Today I wanted to recognize a milestone birthday for certain beloved comedian–Joseph Frank Keaton, our Buster. (Aside from designing a special Zombie Buster for our Halloween header image. He’d be very grateful, I’m sure.) Today would be his *drumroll* 125th birthday!
Being a BK Superfan and all, I’ve written a sizable amount on his life and work already, so just for your reading pleasure, let’s bust out a good old-fashioned blog post roundup!
Buster Keaton and the Minnesota State Fair — This post is my pride and joy, a rare opportunity to do some film history sleuthing practically in my backyard (I mean, the MN State Fair is basically my second home). And I hope it inspires some of you to see if Buster did any performances in your neck of the woods!
Analyzing the “Molasses Scene” From The Butcher Boy — Taking a cue from John Bengtson’s “Silent Locations” blog, I took a “frame by frame” look at Buster’s very first scene in films. The goal: Can we see evidence that Buster’s first scene was filmed in one take? And what other trivia? As you can imagine, I can safely say that I’ve watched this scene about 100 times by now…!
“He Really Can Smile”–A Charming 1921 Buster Keaton Interview — Taken while Buster was recuperating from the broken ankle he got while filming The Electric House (1922), I thought this was one of his most endearing interviews, one where he seems to be relaxed and joking instead of shy (it helped that his mother Myra was hanging out with him, I’m sure).
Skyscraper–The Silent Film Buster Keaton Almost Made — From the “what if” department comes this fascinating tale of how Buster decided to make a Harold Lloyd-style building-climbing thriller, and how all the plans eventually had to be scrapped–and let’s face it, with Buster’s fondness of doing stunts For Real, maybe this turned out to be a blessing.
Thoughts On: One Week — My piece on one of Buster’s finest shorts, and one of the most perfect comedies ever made if you ask me.
Sybil Seely, Buster’s Most Charming Leading Lady — Here’s another pride and joy of mine, the product of quite a bit of research! I must modestly add that I also wrote a similar article for the Keaton Chronicle. The lovely Sybil certainly deserved some attention!

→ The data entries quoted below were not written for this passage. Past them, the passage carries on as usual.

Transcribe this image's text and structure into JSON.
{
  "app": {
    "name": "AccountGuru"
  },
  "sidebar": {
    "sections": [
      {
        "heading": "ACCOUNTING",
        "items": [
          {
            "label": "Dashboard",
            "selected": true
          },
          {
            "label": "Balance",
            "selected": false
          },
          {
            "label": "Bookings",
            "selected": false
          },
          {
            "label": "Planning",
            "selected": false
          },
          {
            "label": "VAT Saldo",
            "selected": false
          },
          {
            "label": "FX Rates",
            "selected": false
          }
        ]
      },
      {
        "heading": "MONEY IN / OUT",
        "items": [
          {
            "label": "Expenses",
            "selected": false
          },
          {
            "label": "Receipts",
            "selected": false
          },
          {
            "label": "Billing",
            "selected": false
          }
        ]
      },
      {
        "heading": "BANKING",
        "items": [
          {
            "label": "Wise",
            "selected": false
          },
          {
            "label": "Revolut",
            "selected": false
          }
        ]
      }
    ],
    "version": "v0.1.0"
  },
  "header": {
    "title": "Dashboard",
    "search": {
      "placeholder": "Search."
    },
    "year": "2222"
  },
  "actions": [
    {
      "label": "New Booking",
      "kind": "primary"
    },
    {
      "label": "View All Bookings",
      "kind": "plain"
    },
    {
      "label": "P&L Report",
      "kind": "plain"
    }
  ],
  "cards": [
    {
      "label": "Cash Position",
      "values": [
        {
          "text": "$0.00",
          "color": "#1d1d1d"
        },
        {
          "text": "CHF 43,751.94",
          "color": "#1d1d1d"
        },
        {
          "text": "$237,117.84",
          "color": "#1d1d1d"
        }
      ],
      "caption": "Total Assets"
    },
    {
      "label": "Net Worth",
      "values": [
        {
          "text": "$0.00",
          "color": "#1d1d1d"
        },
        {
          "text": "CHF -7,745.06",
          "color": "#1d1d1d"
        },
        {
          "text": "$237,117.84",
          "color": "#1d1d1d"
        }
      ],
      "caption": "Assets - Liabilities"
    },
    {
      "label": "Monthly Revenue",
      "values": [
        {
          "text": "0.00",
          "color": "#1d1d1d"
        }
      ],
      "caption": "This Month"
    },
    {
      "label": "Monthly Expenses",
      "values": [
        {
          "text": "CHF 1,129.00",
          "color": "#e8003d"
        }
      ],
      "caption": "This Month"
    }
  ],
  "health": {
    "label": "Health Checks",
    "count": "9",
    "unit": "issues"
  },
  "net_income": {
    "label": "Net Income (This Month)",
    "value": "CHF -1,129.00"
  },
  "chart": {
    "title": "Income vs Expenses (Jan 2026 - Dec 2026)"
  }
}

My Experience At The 2017 Buster Keaton Convention — The Damfinos’ convention is virtual this year, much to the sadness of everyone who enjoys journeying to Muskegon every year, but it will be back better and stronger than ever! This was my experience a few years back, and it was genuinely the most perfect weekend I could ever have hoped for (and I made a presentation, too!).
Reviewing ALL of Buster’s 1930s Educational Shorts! (Yes, Talkies) — This post was just such a chore to research /obviouslysarcasm. Maybe a round two is needed for his Columbia talkies!
So, About Buster and Charlie’s Limelight Scene… — This being one of the most famous scenes from classic comedy, and a real gift to the world, it deserved a closer look…especially since it’s the source of many pervasive, but likely unfounded, rumors.
Buster’s Wife’s Relations: Getting To Know The Talmadge Family — If you’re one of those folks who just thought “Oh no, those awful Talmadges!” then this piece is for you! The Talmadges are some of the most caricatured figures in Hollywood history, and I’m hoping to get the words out that maybe, just maybe, we need to get to know them better.
Book Reviews: Keaton By Rudi Blesh And Tempest In A Flat Hat By Edward McPherson — Looking for some good books on our favorite straightfaced performer? Here’s my reviews of two of the most popular ones.
Were Chaplin And Keaton Rivals? — This is on Silent-ology’s “Greatests Hits” list, for sure. It’s a question that comes up often among silent comedy fans, but perhaps the real answer involves getting acquainted with some historical context.
Alrighty! That’s a decent amount of reading for today, I hope you enjoy it! And now, it’s time to start baking a birthday cake. Happy 125th, Buster!